● **TASK ITEM**: Scan the entries below line by line and state how many lines contain the string "Blog", giving only the number.
═════ RECORDS TO USE
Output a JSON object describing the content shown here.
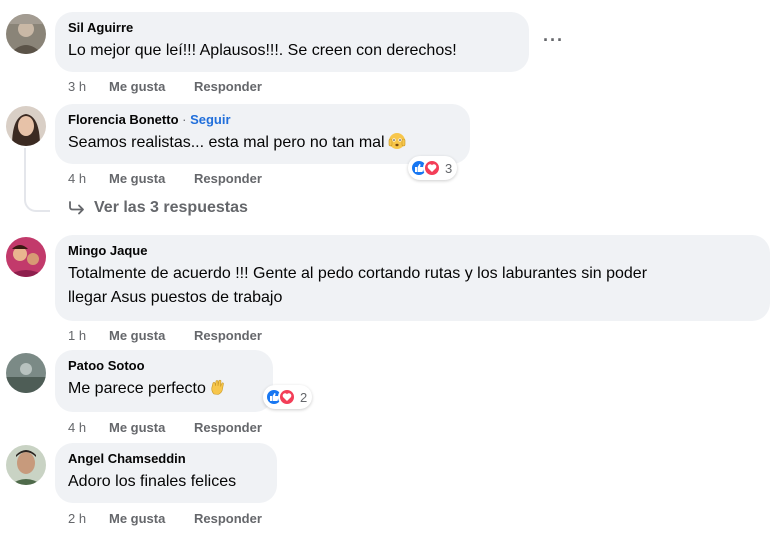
{
  "comments": [
    {
      "author": "Sil Aguirre",
      "text": "Lo mejor que leí!!! Aplausos!!!. Se creen con derechos!",
      "time": "3 h",
      "like_label": "Me gusta",
      "reply_label": "Responder",
      "more_icon": "more-options-icon"
    },
    {
      "author": "Florencia Bonetto",
      "follow_label": "Seguir",
      "text": "Seamos realistas... esta mal pero no tan mal",
      "emoji": "flushed-face",
      "time": "4 h",
      "like_label": "Me gusta",
      "reply_label": "Responder",
      "reaction_count": "3",
      "view_replies_label": "Ver las 3 respuestas"
    },
    {
      "author": "Mingo Jaque",
      "text_line1": "Totalmente de acuerdo !!! Gente al pedo cortando rutas y los laburantes sin poder",
      "text_line2": "llegar Asus puestos de trabajo",
      "time": "1 h",
      "like_label": "Me gusta",
      "reply_label": "Responder"
    },
    {
      "author": "Patoo Sotoo",
      "text": "Me parece perfecto",
      "emoji": "waving-hand",
      "time": "4 h",
      "like_label": "Me gusta",
      "reply_label": "Responder",
      "reaction_count": "2"
    },
    {
      "author": "Angel Chamseddin",
      "text": "Adoro los finales felices",
      "time": "2 h",
      "like_label": "Me gusta",
      "reply_label": "Responder"
    }
  ],
  "colors": {
    "bubble": "#f0f2f5",
    "secondary_text": "#65676b",
    "follow_blue": "#216fdb",
    "like_blue": "#1877f2",
    "love_red": "#f33e58"
  }
}
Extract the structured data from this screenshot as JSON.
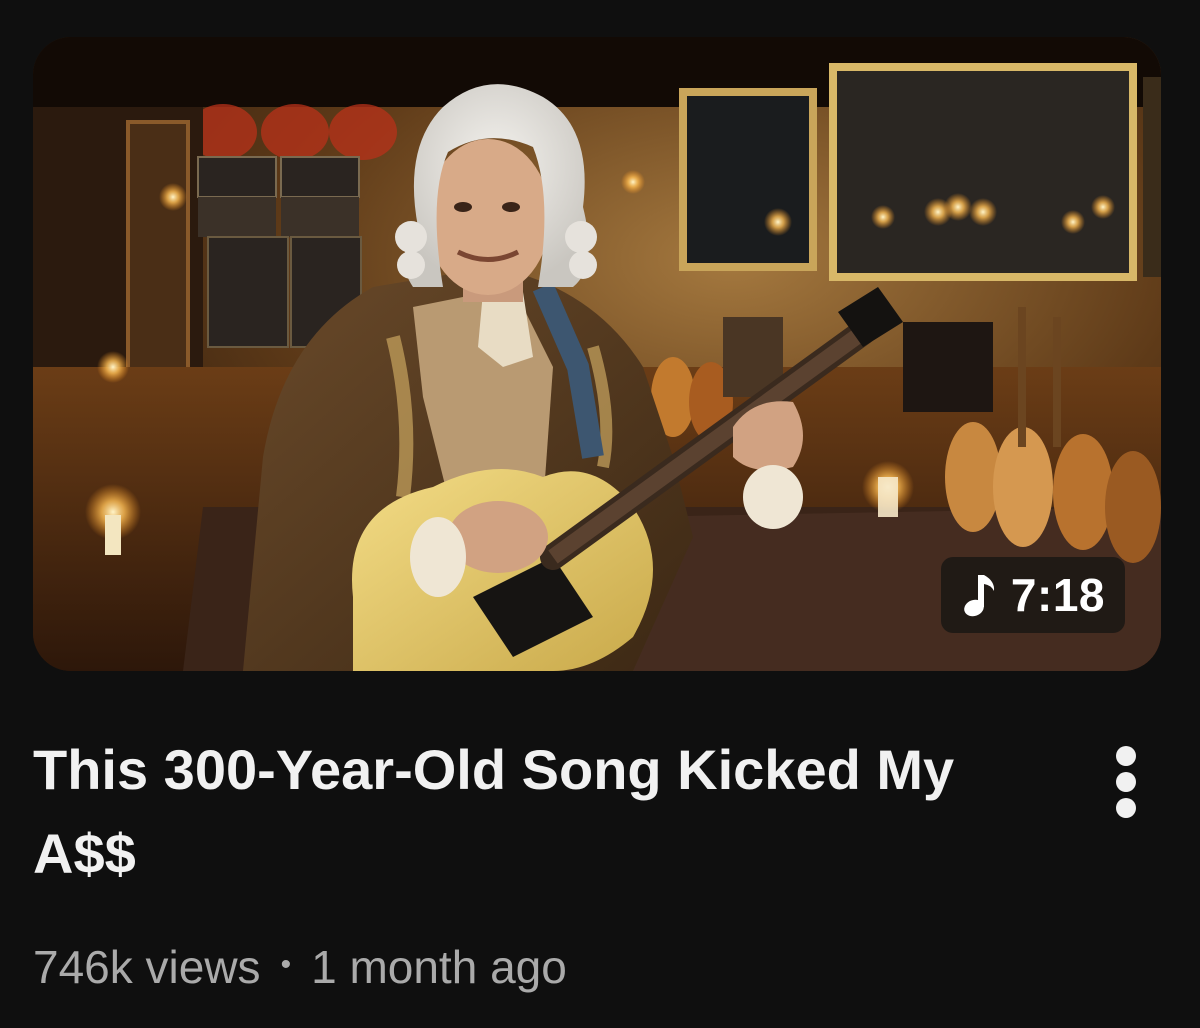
{
  "video": {
    "title": "This 300-Year-Old Song Kicked My A$$",
    "duration": "7:18",
    "duration_icon": "music-note-icon",
    "views": "746k views",
    "separator": "•",
    "published": "1 month ago"
  },
  "menu": {
    "icon": "more-vertical-icon"
  },
  "colors": {
    "background": "#0f0f0f",
    "title_text": "#f1f1f1",
    "meta_text": "#aaaaaa",
    "badge_bg": "#191614"
  }
}
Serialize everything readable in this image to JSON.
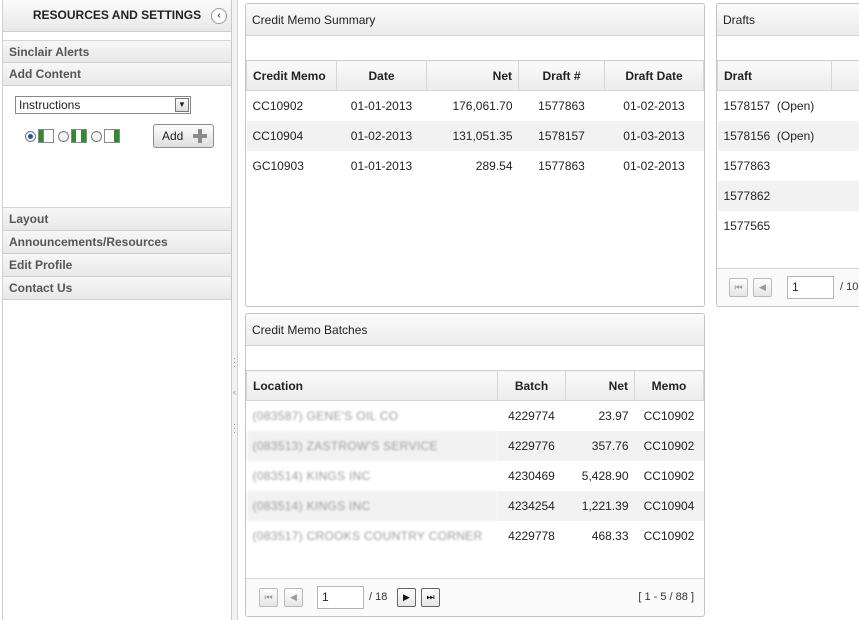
{
  "sidebar": {
    "title": "RESOURCES AND SETTINGS",
    "collapse_glyph": "‹",
    "sections": {
      "alerts": "Sinclair Alerts",
      "add_content": "Add Content",
      "layout": "Layout",
      "announcements": "Announcements/Resources",
      "edit_profile": "Edit Profile",
      "contact": "Contact Us"
    },
    "add_content": {
      "select_value": "Instructions",
      "add_label": "Add"
    }
  },
  "summary": {
    "title": "Credit Memo Summary",
    "columns": [
      "Credit Memo",
      "Date",
      "Net",
      "Draft #",
      "Draft Date"
    ],
    "rows": [
      [
        "CC10902",
        "01-01-2013",
        "176,061.70",
        "1577863",
        "01-02-2013"
      ],
      [
        "CC10904",
        "01-02-2013",
        "131,051.35",
        "1578157",
        "01-03-2013"
      ],
      [
        "GC10903",
        "01-01-2013",
        "289.54",
        "1577863",
        "01-02-2013"
      ]
    ]
  },
  "drafts": {
    "title": "Drafts",
    "columns": [
      "Draft"
    ],
    "rows": [
      "1578157  (Open)",
      "1578156  (Open)",
      "1577863",
      "1577862",
      "1577565"
    ],
    "pager": {
      "page": "1",
      "total": "/ 10"
    }
  },
  "batches": {
    "title": "Credit Memo Batches",
    "columns": [
      "Location",
      "Batch",
      "Net",
      "Memo"
    ],
    "rows": [
      [
        "(083587) GENE'S OIL CO",
        "4229774",
        "23.97",
        "CC10902"
      ],
      [
        "(083513) ZASTROW'S SERVICE",
        "4229776",
        "357.76",
        "CC10902"
      ],
      [
        "(083514) KINGS INC",
        "4230469",
        "5,428.90",
        "CC10902"
      ],
      [
        "(083514) KINGS INC",
        "4234254",
        "1,221.39",
        "CC10904"
      ],
      [
        "(083517) CROOKS COUNTRY CORNER",
        "4229778",
        "468.33",
        "CC10902"
      ]
    ],
    "pager": {
      "page": "1",
      "total": "/ 18",
      "range": "[ 1 - 5 / 88 ]"
    }
  },
  "icons": {
    "first": "⏮",
    "prev": "◀",
    "next": "▶",
    "last": "⏭",
    "dropdown": "▼"
  }
}
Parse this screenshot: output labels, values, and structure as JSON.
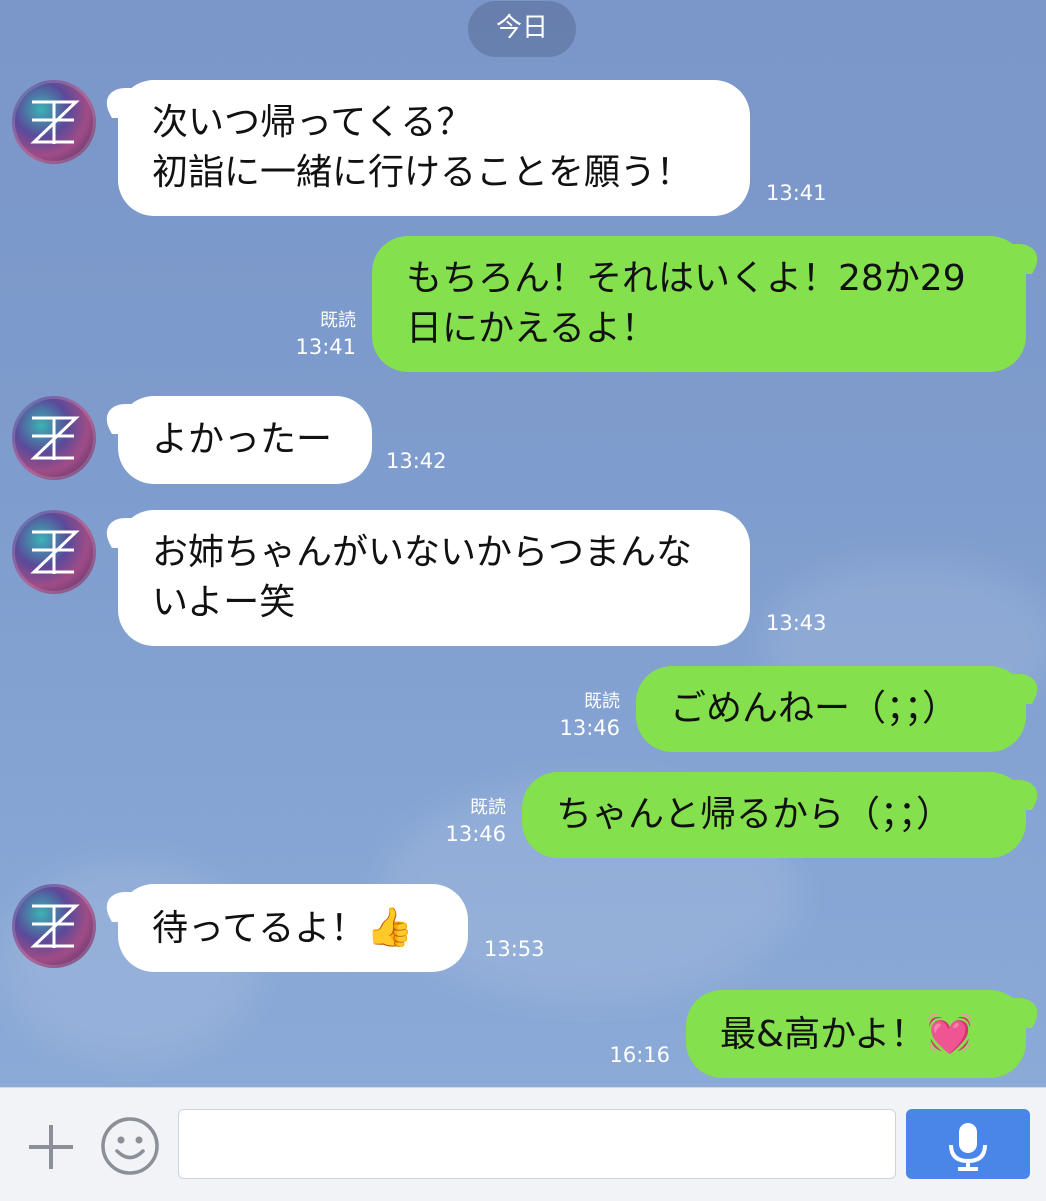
{
  "date_label": "今日",
  "messages": [
    {
      "side": "in",
      "lines": [
        "次いつ帰ってくる？",
        "初詣に一緒に行けることを願う！"
      ],
      "time": "13:41"
    },
    {
      "side": "out",
      "lines": [
        "もちろん！それはいくよ！28か29",
        "日にかえるよ！"
      ],
      "read": "既読",
      "time": "13:41"
    },
    {
      "side": "in",
      "lines": [
        "よかったー"
      ],
      "time": "13:42"
    },
    {
      "side": "in",
      "lines": [
        "お姉ちゃんがいないからつまんな",
        "いよー笑"
      ],
      "time": "13:43"
    },
    {
      "side": "out",
      "lines": [
        "ごめんねー（；；）"
      ],
      "read": "既読",
      "time": "13:46"
    },
    {
      "side": "out",
      "lines": [
        "ちゃんと帰るから（；；）"
      ],
      "read": "既読",
      "time": "13:46"
    },
    {
      "side": "in",
      "lines": [
        "待ってるよ！"
      ],
      "emoji": "👍",
      "time": "13:53"
    },
    {
      "side": "out",
      "lines": [
        "最&高かよ！"
      ],
      "emoji": "💓",
      "time": "16:16"
    }
  ],
  "composer": {
    "placeholder": "",
    "icons": {
      "add": "plus-icon",
      "sticker": "smiley-icon",
      "voice": "microphone-icon"
    }
  },
  "colors": {
    "background": "#7e9ccd",
    "incoming_bubble": "#ffffff",
    "outgoing_bubble": "#84e04c",
    "mic_button": "#4a86e8"
  }
}
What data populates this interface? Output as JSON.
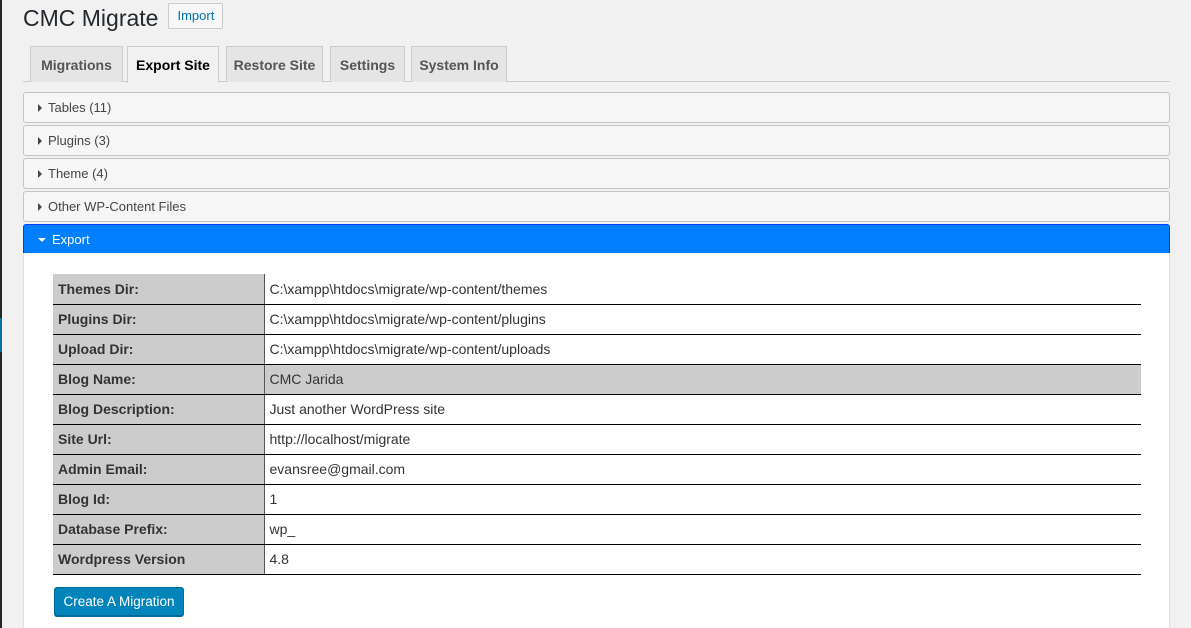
{
  "header": {
    "title": "CMC Migrate",
    "import_label": "Import"
  },
  "tabs": [
    {
      "label": "Migrations",
      "active": false
    },
    {
      "label": "Export Site",
      "active": true
    },
    {
      "label": "Restore Site",
      "active": false
    },
    {
      "label": "Settings",
      "active": false
    },
    {
      "label": "System Info",
      "active": false
    }
  ],
  "accordion": [
    {
      "label": "Tables (11)",
      "expanded": false
    },
    {
      "label": "Plugins (3)",
      "expanded": false
    },
    {
      "label": "Theme (4)",
      "expanded": false
    },
    {
      "label": "Other WP-Content Files",
      "expanded": false
    },
    {
      "label": "Export",
      "expanded": true
    }
  ],
  "export": {
    "rows": [
      {
        "key": "Themes Dir:",
        "value": "C:\\xampp\\htdocs\\migrate/wp-content/themes"
      },
      {
        "key": "Plugins Dir:",
        "value": "C:\\xampp\\htdocs\\migrate/wp-content/plugins"
      },
      {
        "key": "Upload Dir:",
        "value": "C:\\xampp\\htdocs\\migrate/wp-content/uploads"
      },
      {
        "key": "Blog Name:",
        "value": "CMC Jarida"
      },
      {
        "key": "Blog Description:",
        "value": "Just another WordPress site"
      },
      {
        "key": "Site Url:",
        "value": "http://localhost/migrate"
      },
      {
        "key": "Admin Email:",
        "value": "evansree@gmail.com"
      },
      {
        "key": "Blog Id:",
        "value": "1"
      },
      {
        "key": "Database Prefix:",
        "value": "wp_"
      },
      {
        "key": "Wordpress Version",
        "value": "4.8"
      }
    ],
    "button_label": "Create A Migration"
  },
  "colors": {
    "accent": "#007fff",
    "button": "#0085ba",
    "link": "#0073aa"
  }
}
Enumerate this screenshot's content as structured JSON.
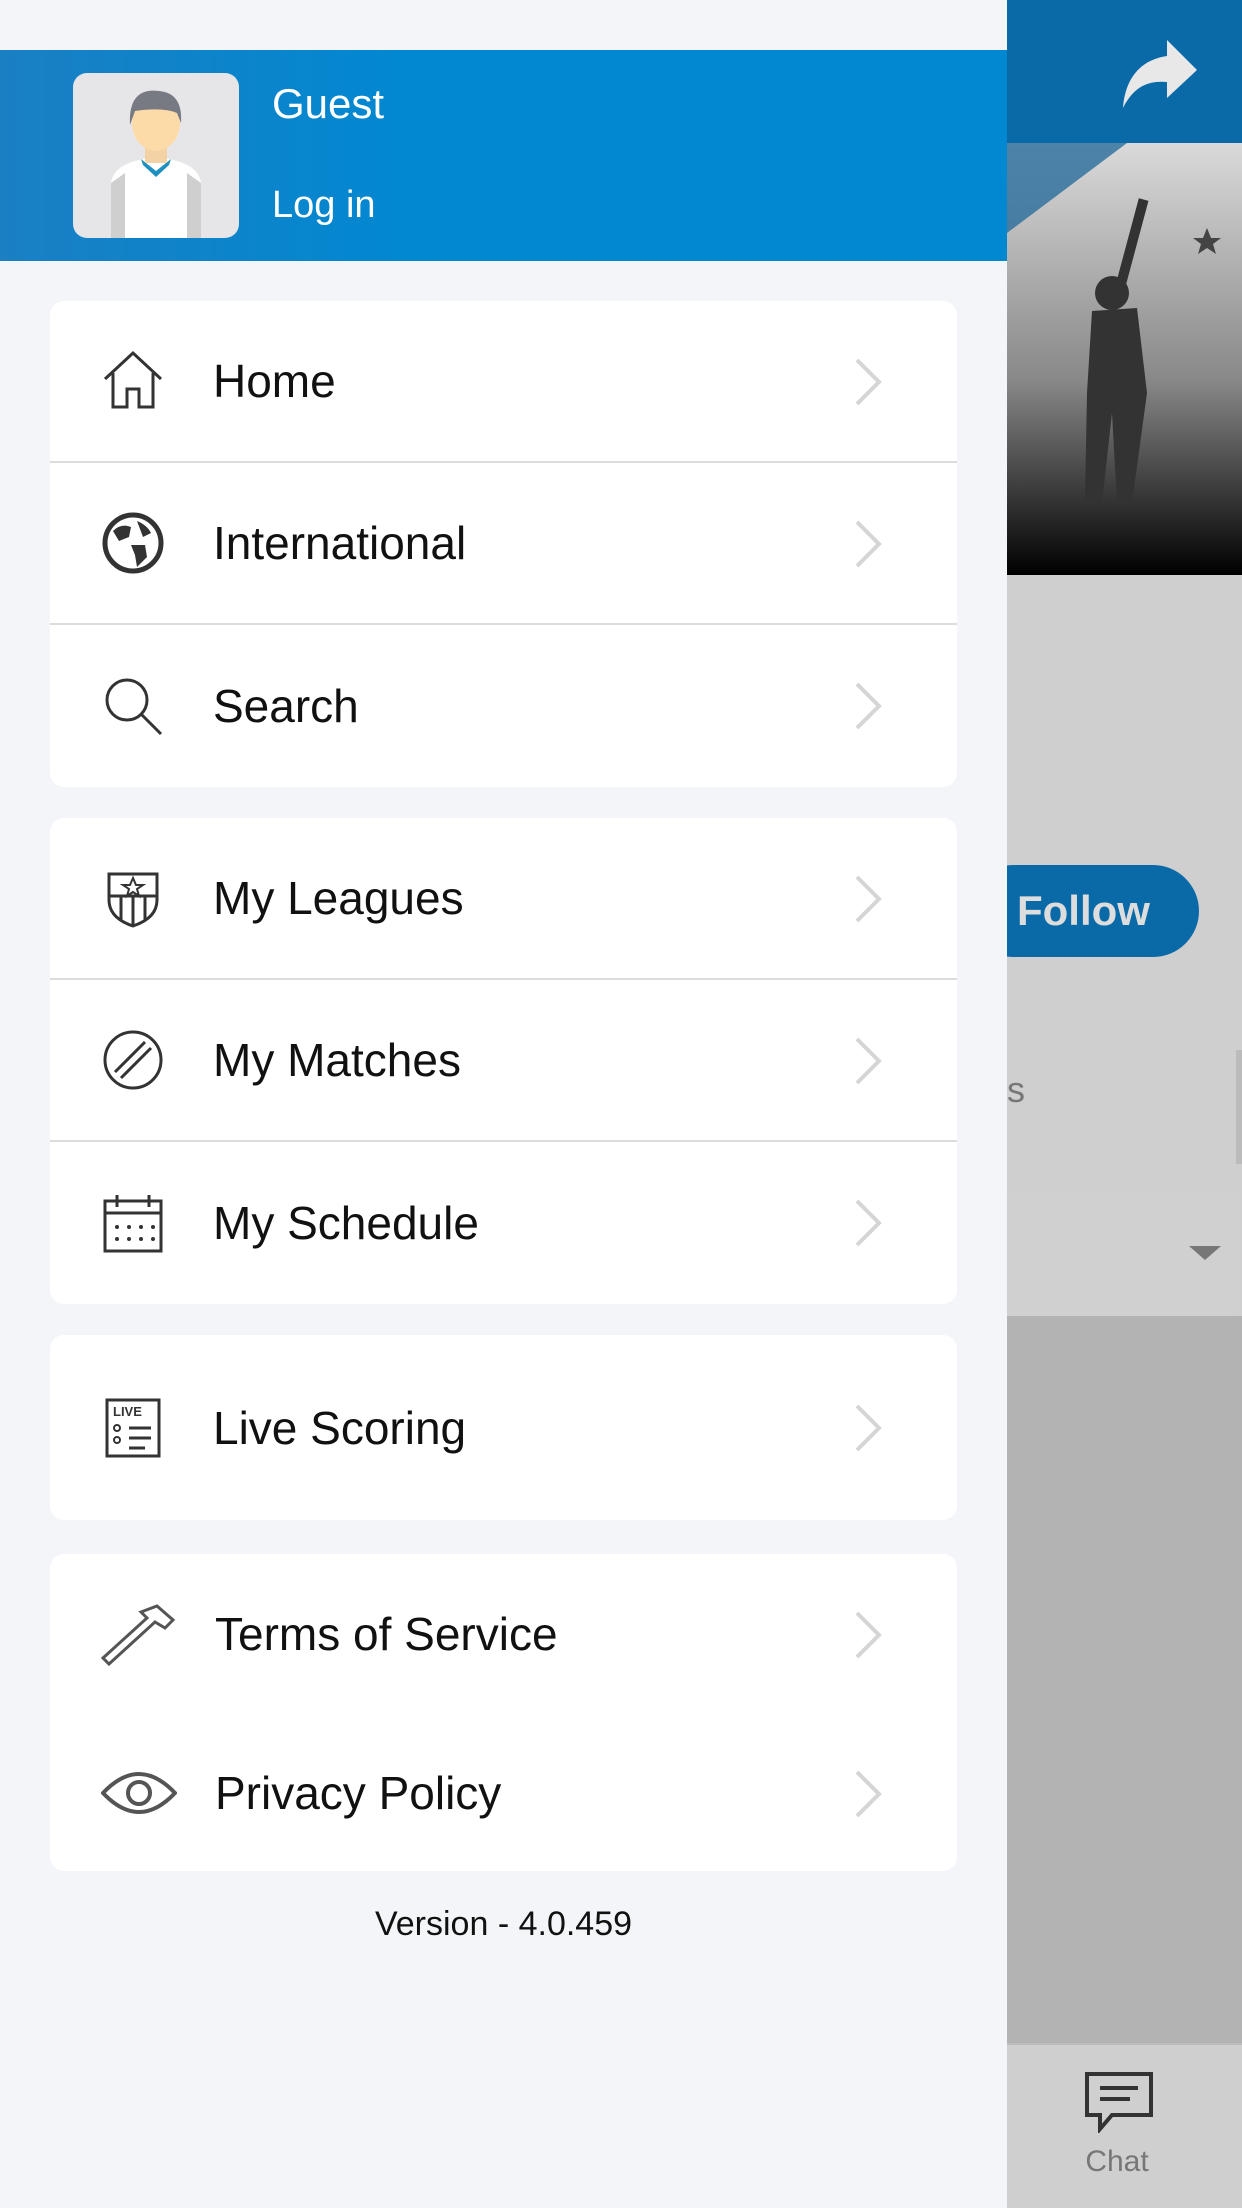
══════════
● **WRITTEN REPLY**: 3